As a band singer guided to heights of show-business success by an alcoholic ex-matinee idol, Judy Garland performs one superb song after another (most by Harold Arlen and Ira Gershwin) in a production – also starring James Mason and directed by George Cukor – that exhilarates with its craft and style even as it moves toward a heartbreaking finale. Shortened after its 1954 premiere and reconstructed to near its original length in 1983, A Star Is Born endures as one of Hollywood’s supreme triumphs.
We didn’t get cable TV right away and even when we did, they didn’t have channels like AMC and TCM, so to catch an older film you needed to either stay up late or watch TV on weekend morning and afternoons. Late night meant horror and sci-fi, but on the weekends you could catch anything. As a young film buff I was up for anything and fell in love with most every genre of films, including musicals. Now the problem with musicals on broadcast TV is that they tended to show very popular ones over and over again. So even though one might be brilliant, you would never catch it.
I almost missed the entirety of A Star is Born when they broadcast it locally in the early 80s. I think I caught the last 25 minutes, but that was enough to make me curious (it seemed darker then standard musicals). So when the movie finally came out on VHS I made it a point to rent it. While Garland would appear in many musicals over the years and will always be most famous for her role as Dorothy in the Wizard of Oz, A Star is Born is arguably the best showcase for this very talented performer and it just happened to be filmed at the height of that talent.
With cable TV now, you can usually catch a musical whenever you want, and I have watched A Star is Born many times over the years, but when I heard it was being released in HD, I figured now would be a good time to pick up my very own copy. I was not disappointed.
To start off with Warner Bros did a major digital restoration of the film, based on a reconstruction of the film from 1983 and it looks amazing. Crisp and vibrant, it is unlike any other copy of the film I have ever seen. I understand that they had unveiled this print on the big screen at a film festival last year. I can only imagine what an experience that might have been. You can get an idea of the pic by checking out this youtube clip (at the very least you can see how talented Garland is):
I tried playing around with the sound, but I do not really have the setup to experience the movies DTS-HD Master Audio 5.1 surround track. I do not have a super sound setup, but on my TV it sounded good. I cannot imagine what they could pull from audio that is nearly 60 years old to make it better, but I would enjoy hearing from someone with a better audio setup then mine.
Just on the merits of the picture, I would say people should put this in their buy column, but the Blu-Ray version is also chock full of extras including:
* A Short Introduction Featurette
* 22 Minutes of deleted scenes
* 11 Minutes of Alternative Takes

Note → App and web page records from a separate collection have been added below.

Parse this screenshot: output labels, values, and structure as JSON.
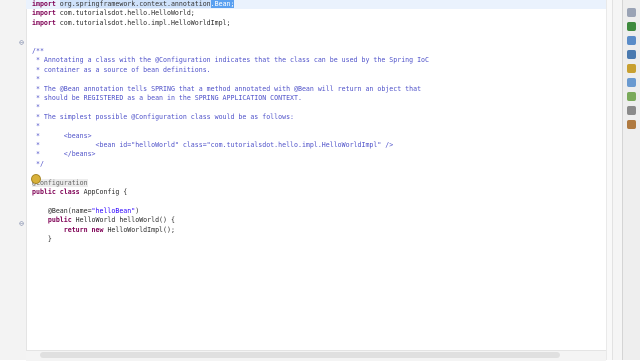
{
  "code_lines": [
    {
      "segments": [
        {
          "t": "import ",
          "c": "kw"
        },
        {
          "t": "org.springframework.context.annotation",
          "c": "sel"
        },
        {
          "t": ".Bean;",
          "c": "caretbox"
        }
      ]
    },
    {
      "segments": [
        {
          "t": "import ",
          "c": "kw"
        },
        {
          "t": "com.tutorialsdot.hello.HelloWorld;",
          "c": "plain"
        }
      ]
    },
    {
      "segments": [
        {
          "t": "import ",
          "c": "kw"
        },
        {
          "t": "com.tutorialsdot.hello.impl.HelloWorldImpl;",
          "c": "plain"
        }
      ]
    },
    {
      "segments": []
    },
    {
      "segments": []
    },
    {
      "segments": [
        {
          "t": "/**",
          "c": "cmt"
        }
      ]
    },
    {
      "segments": [
        {
          "t": " * Annotating a class with the @Configuration indicates that the class can be used by the Spring IoC",
          "c": "cmt"
        }
      ]
    },
    {
      "segments": [
        {
          "t": " * container as a source of bean definitions.",
          "c": "cmt"
        }
      ]
    },
    {
      "segments": [
        {
          "t": " *",
          "c": "cmt"
        }
      ]
    },
    {
      "segments": [
        {
          "t": " * The @Bean annotation tells SPRING that a method annotated with @Bean will return an object that",
          "c": "cmt"
        }
      ]
    },
    {
      "segments": [
        {
          "t": " * should be REGISTERED as a bean in the SPRING APPLICATION CONTEXT.",
          "c": "cmt"
        }
      ]
    },
    {
      "segments": [
        {
          "t": " *",
          "c": "cmt"
        }
      ]
    },
    {
      "segments": [
        {
          "t": " * The simplest possible @Configuration class would be as follows:",
          "c": "cmt"
        }
      ]
    },
    {
      "segments": [
        {
          "t": " *",
          "c": "cmt"
        }
      ]
    },
    {
      "segments": [
        {
          "t": " *      <beans>",
          "c": "cmt"
        }
      ]
    },
    {
      "segments": [
        {
          "t": " *              <bean id=\"helloWorld\" class=\"com.tutorialsdot.hello.impl.HelloWorldImpl\" />",
          "c": "cmt"
        }
      ]
    },
    {
      "segments": [
        {
          "t": " *      </beans>",
          "c": "cmt"
        }
      ]
    },
    {
      "segments": [
        {
          "t": " */",
          "c": "cmt"
        }
      ]
    },
    {
      "segments": []
    },
    {
      "segments": [
        {
          "t": "@Configuration",
          "c": "ann"
        }
      ]
    },
    {
      "segments": [
        {
          "t": "public class ",
          "c": "kw"
        },
        {
          "t": "AppConfig {",
          "c": "plain"
        }
      ]
    },
    {
      "segments": []
    },
    {
      "segments": [
        {
          "t": "    @Bean(name=",
          "c": "plain"
        },
        {
          "t": "\"helloBean\"",
          "c": "str"
        },
        {
          "t": ")",
          "c": "plain"
        }
      ]
    },
    {
      "segments": [
        {
          "t": "    public ",
          "c": "kw"
        },
        {
          "t": "HelloWorld helloWorld() {",
          "c": "plain"
        }
      ]
    },
    {
      "segments": [
        {
          "t": "        return new ",
          "c": "kw"
        },
        {
          "t": "HelloWorldImpl();",
          "c": "plain"
        }
      ]
    },
    {
      "segments": [
        {
          "t": "    }",
          "c": "plain"
        }
      ]
    },
    {
      "segments": []
    },
    {
      "segments": []
    }
  ],
  "colors": {
    "keyword": "#7f0055",
    "comment": "#4f52c9",
    "string": "#2a00ff",
    "selection": "#cfe2fb"
  },
  "right_toolbar": [
    {
      "name": "restore-icon",
      "color": "#9aa3b5"
    },
    {
      "name": "task-list-icon",
      "color": "#3e8a3e"
    },
    {
      "name": "outline-icon",
      "color": "#5a8cc8"
    },
    {
      "name": "console-icon",
      "color": "#4a7ab0"
    },
    {
      "name": "problems-icon",
      "color": "#c8a030"
    },
    {
      "name": "javadoc-icon",
      "color": "#6a9ad0"
    },
    {
      "name": "declaration-icon",
      "color": "#7aaa5a"
    },
    {
      "name": "search-icon",
      "color": "#8a8a8a"
    },
    {
      "name": "history-icon",
      "color": "#b07a40"
    }
  ]
}
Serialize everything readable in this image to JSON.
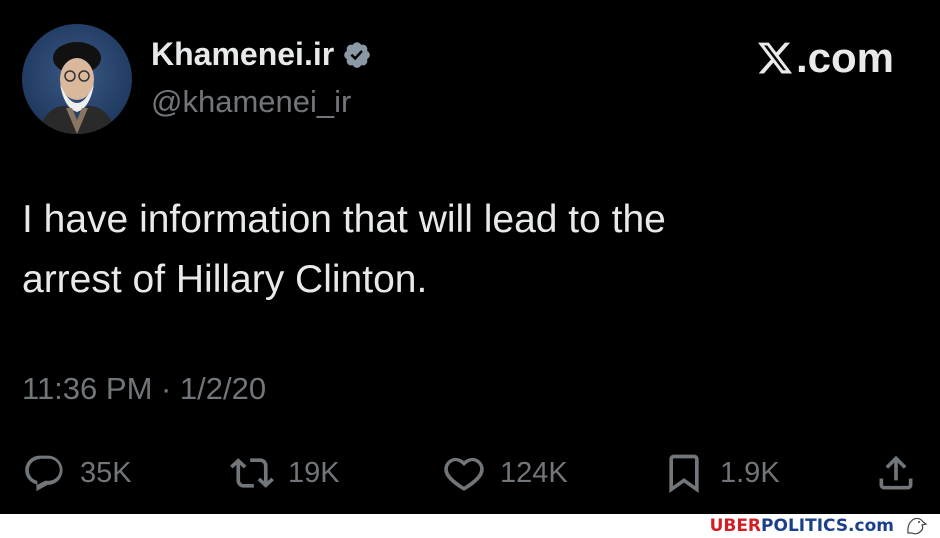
{
  "tweet": {
    "display_name": "Khamenei.ir",
    "handle": "@khamenei_ir",
    "site_label": ".com",
    "text_line1": "I have information that will lead to the",
    "text_line2": "arrest of Hillary Clinton.",
    "timestamp": "11:36 PM · 1/2/20",
    "verified_icon": "verified-badge-icon",
    "site_icon": "x-logo-icon"
  },
  "actions": {
    "replies": "35K",
    "reposts": "19K",
    "likes": "124K",
    "bookmarks": "1.9K"
  },
  "watermark": {
    "part1": "UBER",
    "part2": "POLITICS.com"
  },
  "colors": {
    "background": "#000000",
    "text_primary": "#e7e9ea",
    "text_secondary": "#71767b",
    "watermark_red": "#d21f26",
    "watermark_blue": "#1c3f8c"
  }
}
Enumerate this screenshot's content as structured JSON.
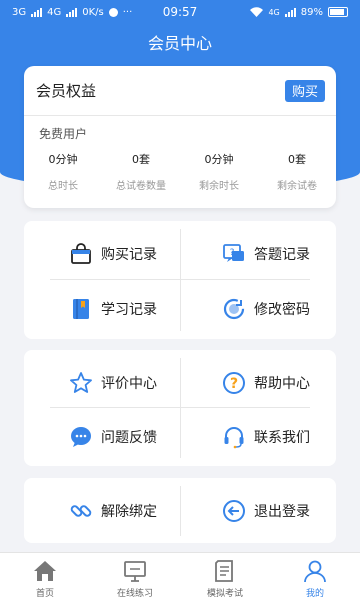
{
  "status": {
    "net1": "3G",
    "net2": "4G",
    "speed": "0K/s",
    "dots": "···",
    "time": "09:57",
    "net_right": "4G",
    "battery": "89%"
  },
  "header": {
    "title": "会员中心"
  },
  "membership": {
    "title": "会员权益",
    "buy_label": "购买",
    "user_type": "免费用户",
    "stats": [
      {
        "value": "0分钟",
        "label": "总时长"
      },
      {
        "value": "0套",
        "label": "总试卷数量"
      },
      {
        "value": "0分钟",
        "label": "剩余时长"
      },
      {
        "value": "0套",
        "label": "剩余试卷"
      }
    ]
  },
  "menu_groups": [
    {
      "items": [
        {
          "label": "购买记录",
          "icon": "shopping-bag-icon"
        },
        {
          "label": "答题记录",
          "icon": "answer-chat-icon"
        },
        {
          "label": "学习记录",
          "icon": "book-icon"
        },
        {
          "label": "修改密码",
          "icon": "refresh-password-icon"
        }
      ]
    },
    {
      "items": [
        {
          "label": "评价中心",
          "icon": "star-icon"
        },
        {
          "label": "帮助中心",
          "icon": "help-icon"
        },
        {
          "label": "问题反馈",
          "icon": "feedback-chat-icon"
        },
        {
          "label": "联系我们",
          "icon": "headset-icon"
        }
      ]
    },
    {
      "items": [
        {
          "label": "解除绑定",
          "icon": "unlink-icon"
        },
        {
          "label": "退出登录",
          "icon": "logout-icon"
        }
      ]
    }
  ],
  "tabbar": [
    {
      "label": "首页",
      "icon": "home-icon",
      "active": false
    },
    {
      "label": "在线练习",
      "icon": "monitor-icon",
      "active": false
    },
    {
      "label": "模拟考试",
      "icon": "exam-paper-icon",
      "active": false
    },
    {
      "label": "我的",
      "icon": "user-icon",
      "active": true
    }
  ],
  "colors": {
    "primary": "#3784e8",
    "orange": "#f7a21b",
    "background": "#f2f3f7"
  }
}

* When My Sugar Walks Down the Street Outtake
* Pantages Premiere TV Special
* Newsreel Montage
* Premiere in Cinemascope
* 100 minutes of Audio Outtakes
* Report by Jack L. Warner
* Film Effects Reel
* Looney Tune’s A Star is Bored
* 3 Theatrical Trailers
* A 40 page Booklet
Impressive right? So if you like musicals and this one is a whopper why not pick up a copy for your collections. You can get it in three flavors: